## Source material
----------

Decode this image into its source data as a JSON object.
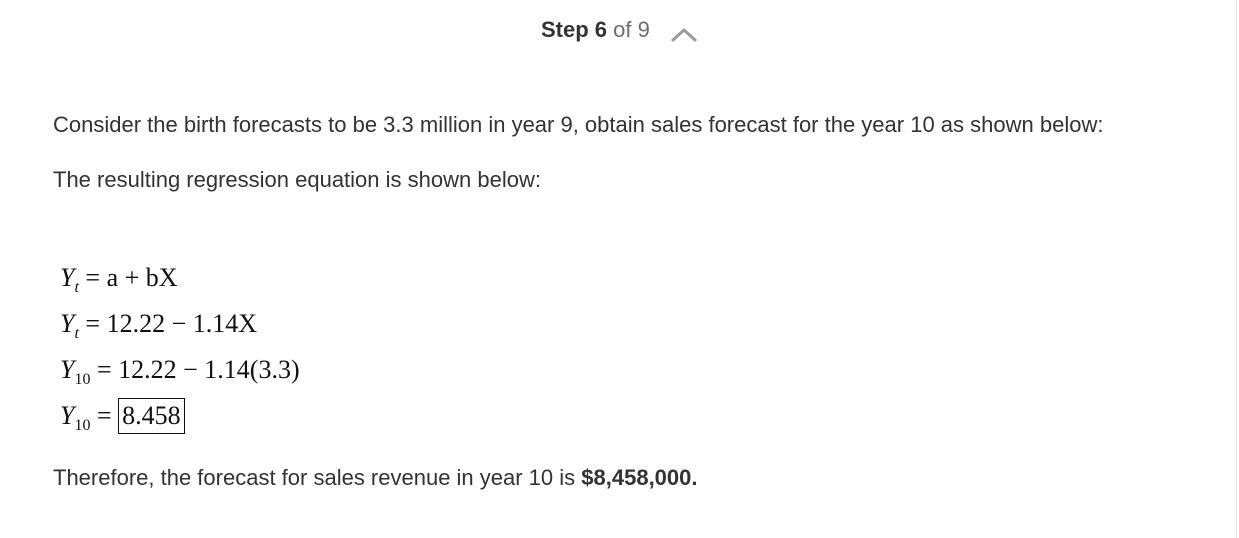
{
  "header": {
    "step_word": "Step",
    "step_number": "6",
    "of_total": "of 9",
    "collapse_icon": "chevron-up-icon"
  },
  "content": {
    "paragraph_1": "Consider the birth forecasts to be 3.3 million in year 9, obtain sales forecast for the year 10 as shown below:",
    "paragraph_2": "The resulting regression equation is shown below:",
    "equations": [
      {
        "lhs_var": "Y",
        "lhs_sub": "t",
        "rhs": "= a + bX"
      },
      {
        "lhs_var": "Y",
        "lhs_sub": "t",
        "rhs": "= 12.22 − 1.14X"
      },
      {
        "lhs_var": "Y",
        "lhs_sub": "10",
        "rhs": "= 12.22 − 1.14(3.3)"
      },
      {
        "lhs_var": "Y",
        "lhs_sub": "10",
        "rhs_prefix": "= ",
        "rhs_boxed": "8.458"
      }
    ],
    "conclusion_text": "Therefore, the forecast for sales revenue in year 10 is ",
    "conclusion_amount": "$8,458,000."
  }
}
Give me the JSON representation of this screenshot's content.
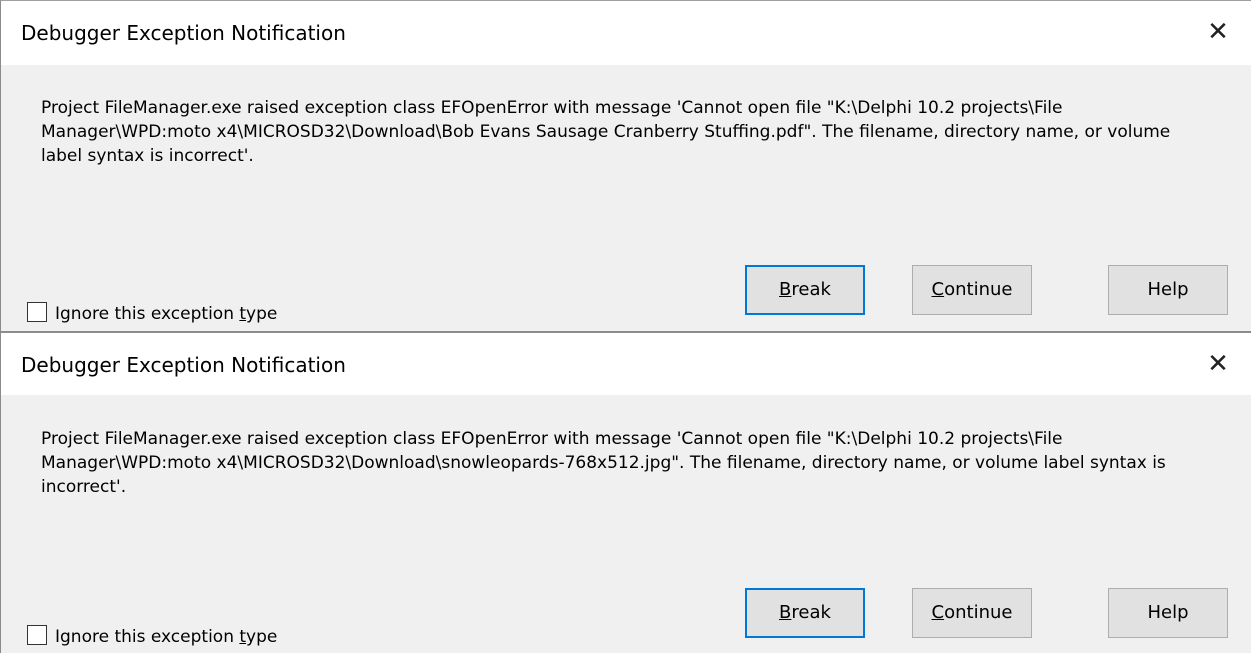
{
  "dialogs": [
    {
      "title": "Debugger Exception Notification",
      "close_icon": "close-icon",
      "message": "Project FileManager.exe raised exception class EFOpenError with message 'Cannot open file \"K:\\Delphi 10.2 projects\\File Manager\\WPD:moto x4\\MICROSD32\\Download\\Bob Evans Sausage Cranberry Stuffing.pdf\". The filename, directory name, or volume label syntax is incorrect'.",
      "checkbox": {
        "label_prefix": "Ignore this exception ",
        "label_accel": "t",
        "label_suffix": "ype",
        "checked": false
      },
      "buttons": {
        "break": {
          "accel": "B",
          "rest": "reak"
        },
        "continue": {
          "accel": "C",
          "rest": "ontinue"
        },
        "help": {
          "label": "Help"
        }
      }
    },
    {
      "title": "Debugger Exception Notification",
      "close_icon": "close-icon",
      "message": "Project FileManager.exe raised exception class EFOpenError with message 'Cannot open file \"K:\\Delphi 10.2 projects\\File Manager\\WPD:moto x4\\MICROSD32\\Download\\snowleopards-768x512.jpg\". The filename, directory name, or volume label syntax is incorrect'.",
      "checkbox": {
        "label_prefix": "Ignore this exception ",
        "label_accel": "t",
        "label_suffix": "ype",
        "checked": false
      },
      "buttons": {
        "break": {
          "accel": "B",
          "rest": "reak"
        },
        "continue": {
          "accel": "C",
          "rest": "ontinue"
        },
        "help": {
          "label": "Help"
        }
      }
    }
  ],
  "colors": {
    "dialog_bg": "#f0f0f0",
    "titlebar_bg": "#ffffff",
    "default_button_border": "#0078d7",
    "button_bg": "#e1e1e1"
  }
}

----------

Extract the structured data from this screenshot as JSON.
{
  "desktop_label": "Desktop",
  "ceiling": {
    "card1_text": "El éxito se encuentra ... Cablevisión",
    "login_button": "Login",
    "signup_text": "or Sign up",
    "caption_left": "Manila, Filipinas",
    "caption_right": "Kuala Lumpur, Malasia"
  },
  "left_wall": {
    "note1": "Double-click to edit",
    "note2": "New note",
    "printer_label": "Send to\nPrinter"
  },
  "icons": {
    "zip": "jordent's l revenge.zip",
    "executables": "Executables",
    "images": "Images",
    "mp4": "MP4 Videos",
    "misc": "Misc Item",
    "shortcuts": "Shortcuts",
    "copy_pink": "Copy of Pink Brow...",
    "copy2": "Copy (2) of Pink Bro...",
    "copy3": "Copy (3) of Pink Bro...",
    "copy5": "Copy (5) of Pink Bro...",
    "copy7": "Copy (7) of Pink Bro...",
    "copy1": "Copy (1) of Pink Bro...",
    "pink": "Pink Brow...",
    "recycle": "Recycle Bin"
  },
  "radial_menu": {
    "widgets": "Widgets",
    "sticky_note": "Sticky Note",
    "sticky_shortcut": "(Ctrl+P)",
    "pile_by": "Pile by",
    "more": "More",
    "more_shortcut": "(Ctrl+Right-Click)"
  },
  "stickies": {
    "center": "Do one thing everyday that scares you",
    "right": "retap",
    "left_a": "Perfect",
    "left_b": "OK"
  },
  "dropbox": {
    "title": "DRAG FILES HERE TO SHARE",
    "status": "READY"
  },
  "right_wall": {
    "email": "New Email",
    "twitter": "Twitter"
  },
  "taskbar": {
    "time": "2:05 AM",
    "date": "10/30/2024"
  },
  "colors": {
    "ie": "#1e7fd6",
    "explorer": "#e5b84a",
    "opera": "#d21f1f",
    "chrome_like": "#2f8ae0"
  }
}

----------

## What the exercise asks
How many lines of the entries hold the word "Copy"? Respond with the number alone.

## Result below
6